Triple Riveted Joint is an arrangement of rivets in three rows instead of in two as in double riveting, by which means the rivets can be spaced at greater distances apart to obtain a joint equally strong throughout. Considerable increase of strength amounting to about 20 per cent, results from its adoption, and more still from that of quadruple riveting, but the difficulty of caulking without springing the plates is augmented as the pitch increases, and for structures where this process is imperative it becomes a good argument against adopting this sort of joint. In a grouped riveted joint in girder work this species of multiple riveting, or a modification of it, is frequently met with.
This occurs when the surfaces joined are close, smooth, and parallel throughout.
Turned and Bored Joint is used in jointing cast iron pipes, and consists of a spigot and socket accurately turned in a lathe, the spigot with a slight taper and the socket a little cone-shaped to exactly fit it. The ends are then smeared with whiting and tallow, or painted with a mixture of red and white lead or other suitable compound, and when put together the joint is perfected by forcing the spigot well home with a mallet or otherwise. This method is only adapted for pipes laid in straight lines or in curves of considerable radius, otherwise the ordinary lead joint or some other admitting of a little cranking must be employed. It has been used, however, with pipes up to 48 in. in diameter, and possesses the advantage of not requiring so wide a trench as when the main layers have to get all round the sockets. A form of turned and bored joint is also found in pinned attachments occurring between the booms and bracing bars of girders where the pins are turned and the holes accurately bored to their exact size.
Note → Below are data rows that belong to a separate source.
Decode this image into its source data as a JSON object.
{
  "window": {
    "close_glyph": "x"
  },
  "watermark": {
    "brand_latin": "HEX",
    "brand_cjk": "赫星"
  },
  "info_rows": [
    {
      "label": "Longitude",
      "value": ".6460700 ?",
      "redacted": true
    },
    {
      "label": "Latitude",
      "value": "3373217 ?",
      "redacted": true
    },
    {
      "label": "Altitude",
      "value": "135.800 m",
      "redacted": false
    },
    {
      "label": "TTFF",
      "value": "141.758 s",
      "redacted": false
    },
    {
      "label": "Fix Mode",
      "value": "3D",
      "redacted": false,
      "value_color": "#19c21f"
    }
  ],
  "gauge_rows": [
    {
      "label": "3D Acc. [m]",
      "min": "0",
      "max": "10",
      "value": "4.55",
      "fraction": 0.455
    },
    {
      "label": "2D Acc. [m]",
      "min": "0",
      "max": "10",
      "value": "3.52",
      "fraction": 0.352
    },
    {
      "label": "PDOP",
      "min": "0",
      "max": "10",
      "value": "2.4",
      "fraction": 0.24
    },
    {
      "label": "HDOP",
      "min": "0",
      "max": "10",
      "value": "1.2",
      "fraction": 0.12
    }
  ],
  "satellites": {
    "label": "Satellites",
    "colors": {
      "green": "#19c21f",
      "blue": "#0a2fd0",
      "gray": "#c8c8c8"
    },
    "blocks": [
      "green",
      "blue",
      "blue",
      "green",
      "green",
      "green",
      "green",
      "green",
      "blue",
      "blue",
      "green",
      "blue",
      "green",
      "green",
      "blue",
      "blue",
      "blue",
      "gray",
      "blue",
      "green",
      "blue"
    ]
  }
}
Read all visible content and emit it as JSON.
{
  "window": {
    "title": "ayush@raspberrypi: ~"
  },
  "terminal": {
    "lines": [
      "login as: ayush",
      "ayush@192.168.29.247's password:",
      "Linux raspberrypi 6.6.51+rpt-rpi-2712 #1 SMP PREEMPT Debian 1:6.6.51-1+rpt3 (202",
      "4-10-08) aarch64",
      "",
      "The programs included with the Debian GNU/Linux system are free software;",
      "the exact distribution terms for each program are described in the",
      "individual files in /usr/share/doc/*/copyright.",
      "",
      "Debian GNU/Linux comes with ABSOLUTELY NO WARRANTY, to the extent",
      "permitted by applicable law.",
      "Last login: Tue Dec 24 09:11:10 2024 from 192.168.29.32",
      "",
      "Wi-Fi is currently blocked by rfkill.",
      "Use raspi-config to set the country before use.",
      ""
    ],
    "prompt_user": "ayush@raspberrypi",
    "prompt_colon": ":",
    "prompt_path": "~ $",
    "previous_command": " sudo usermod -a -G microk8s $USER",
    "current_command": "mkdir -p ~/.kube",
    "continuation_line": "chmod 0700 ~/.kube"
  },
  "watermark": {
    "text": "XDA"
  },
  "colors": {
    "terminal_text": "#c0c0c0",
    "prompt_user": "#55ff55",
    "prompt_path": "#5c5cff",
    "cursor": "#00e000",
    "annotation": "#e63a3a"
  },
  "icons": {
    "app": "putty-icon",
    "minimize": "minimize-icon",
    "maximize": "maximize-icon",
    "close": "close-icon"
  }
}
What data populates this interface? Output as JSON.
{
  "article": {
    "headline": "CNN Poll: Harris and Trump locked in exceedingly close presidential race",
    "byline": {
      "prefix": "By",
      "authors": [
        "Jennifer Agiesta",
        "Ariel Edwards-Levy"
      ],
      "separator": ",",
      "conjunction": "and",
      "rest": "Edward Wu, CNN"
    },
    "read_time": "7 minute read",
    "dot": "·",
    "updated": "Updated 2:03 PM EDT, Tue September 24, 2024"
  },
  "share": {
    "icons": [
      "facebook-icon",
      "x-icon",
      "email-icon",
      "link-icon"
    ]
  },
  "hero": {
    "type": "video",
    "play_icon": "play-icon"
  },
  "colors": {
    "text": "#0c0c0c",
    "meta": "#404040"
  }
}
Union Joint is a mode of uniting the ends of pipes, rods, etc, by means of a coupling, which for pipes will be found in Section XIV. Unions for connecting rods have been explained under Screw Shackle, which embodies the principle of all those most in vogue for tension rods.
This is the name given to a contrivance for connecting two rods or pipes so that each may have freedom of motion in any direction with certain restrictions as to extent. Fig. 93 is an example admitting great range of motion, the forked ends of two rods being pivoted to the extremities of two crosses which are likewise pivoted to a short intermediate connecting piece.
Vertical Joint occurs between the parts of cast iron rings or cylinders when built up in segments, and likewise at the junctions of iron sheet piling, etc, etc.
In wrought iron cofferdams the joints between the cylindrical pieces are rendered watertight by driving feather piles of timber into opposite recesses provided in the metal surfaces to receive them. The joints between the segments also of cast iron columns constructed in rings, and used in submerged foundations, and those of other cognate structures, are rendered watertight with red lead, the surfaces being properly faced. Beeswax, asphalte, or other non-porous and adhesive substances are useful in obtaining impermeability between rougher surfaces. Caulking with iron cement is the common method of making the joints of castings water-tight, whilst a liberal application of tar answers the same purpose when wrought iron work is to be insured against percolating jointings. Messrs. Burt and Potts have introduced a patent wrought iron water-tight casement and frame, suitable for very exposed situations.